Not Heights But Depths…

Ben Schoettel   -  


When I was working on the University of Wisconsin-Madison’s campus I noticed something odd. All the main buildings had multiple lower levels to them when there was plenty of room to building higher. I asked my foreman if he knew the reason. “So that everywhere you go, you can always get a clear shot of the Capitol building. I didn’t believe him at first, but he was right. There is a similar standard in Washington DC as well. The principle is that no buildings overshadow the Capitol. So, if you want to grow, you must go deeper…

In Matthew 5 Jesus describes his faithful followers as salt, light, and a “city on a hill.” The city description is reference to the place where people would go to connect with God. In those days, people would need to journey to the presence of God, and this place was up on a hill for all to see. Jesus is of course no longer referencing a physical temple but is describing his followers as this space that reveals God’s glory. But there is a catch… Jesus’ statement is not praising them; it is challenging them. He does two things here:

First… He reminds them that if they claim the name of Jesus, they cannot hide. People are always seeking goodness, and God is the source, so when we claim the name of God, it is going to draw attention.

Second… He reminds them that God’s glory (light) is not to be hidden or kept for us but is meant to be shared. “People do not light a lamp and put it under a bushel basket; rather, they put it on the lampstand, and it gives light to all in the house.
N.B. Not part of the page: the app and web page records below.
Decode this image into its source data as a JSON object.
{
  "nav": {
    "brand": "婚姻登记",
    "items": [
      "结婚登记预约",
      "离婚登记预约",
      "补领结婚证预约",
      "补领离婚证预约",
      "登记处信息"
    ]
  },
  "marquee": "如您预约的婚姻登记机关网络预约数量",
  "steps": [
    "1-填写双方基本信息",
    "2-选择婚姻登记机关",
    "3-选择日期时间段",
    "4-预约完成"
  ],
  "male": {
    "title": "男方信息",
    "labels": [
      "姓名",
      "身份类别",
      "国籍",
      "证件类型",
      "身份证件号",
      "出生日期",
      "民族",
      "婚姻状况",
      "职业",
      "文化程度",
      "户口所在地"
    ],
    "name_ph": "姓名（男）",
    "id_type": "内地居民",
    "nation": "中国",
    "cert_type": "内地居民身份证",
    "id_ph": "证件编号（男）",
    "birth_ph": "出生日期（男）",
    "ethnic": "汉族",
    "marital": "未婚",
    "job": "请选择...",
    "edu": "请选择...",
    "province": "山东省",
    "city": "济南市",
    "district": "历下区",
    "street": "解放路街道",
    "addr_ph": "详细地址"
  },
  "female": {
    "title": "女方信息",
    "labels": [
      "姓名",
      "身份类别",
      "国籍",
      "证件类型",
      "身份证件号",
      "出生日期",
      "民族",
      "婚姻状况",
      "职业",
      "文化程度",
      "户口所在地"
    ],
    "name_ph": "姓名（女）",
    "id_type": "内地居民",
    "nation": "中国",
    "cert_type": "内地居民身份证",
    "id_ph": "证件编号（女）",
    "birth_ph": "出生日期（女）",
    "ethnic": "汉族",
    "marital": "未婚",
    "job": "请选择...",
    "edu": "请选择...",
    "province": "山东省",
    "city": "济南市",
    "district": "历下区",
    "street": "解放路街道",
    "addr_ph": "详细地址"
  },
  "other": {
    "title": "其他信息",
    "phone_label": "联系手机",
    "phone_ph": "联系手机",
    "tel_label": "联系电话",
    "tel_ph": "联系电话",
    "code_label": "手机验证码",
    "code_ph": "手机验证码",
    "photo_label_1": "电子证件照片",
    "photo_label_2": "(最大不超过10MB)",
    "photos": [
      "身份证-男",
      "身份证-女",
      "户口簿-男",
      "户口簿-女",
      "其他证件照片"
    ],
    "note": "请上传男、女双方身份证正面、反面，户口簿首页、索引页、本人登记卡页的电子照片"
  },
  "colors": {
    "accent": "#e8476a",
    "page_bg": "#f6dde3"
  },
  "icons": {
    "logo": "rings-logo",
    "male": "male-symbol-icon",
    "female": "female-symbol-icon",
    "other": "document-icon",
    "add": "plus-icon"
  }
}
In the same way, let your light shine before others, so that they may see your good works and give glory to your Father in Heaven.” Jesus says here that being salt and light is not for an individual’s status, but for the benefit of the community.

It reminds me of the dispute over who is the greatest between the disciples. Jesus just got done explaining the Lord’s Supper and how he is the new covenant that is poured out for their benefit, and the first thing that is asked is, “Yeah okay, anyways, Jesus, who is your favorite? Can I sit next to you on the throne?” Jesus responds by saying “The kings of the world lord it over them; and those who exercise authority over them call themselves benefactors. But you are not to be like that. Instead, the greatest among you should be like the youngest, and the one who rules like the one who serves… I am among you as one who serves.”

Just like the buildings around the Capitol, we are not to strive to be at the center. We go low. We embody mission. We are not designed to be in the spotlight but are to BE spotlights that point the world to Jesus. The goal of growth is to deepen our love for God which is promised to expand our capacity to love others. When we do that, we provide more space for those around us to experience God’s love while still humbly pointing to the glory to King Jesus.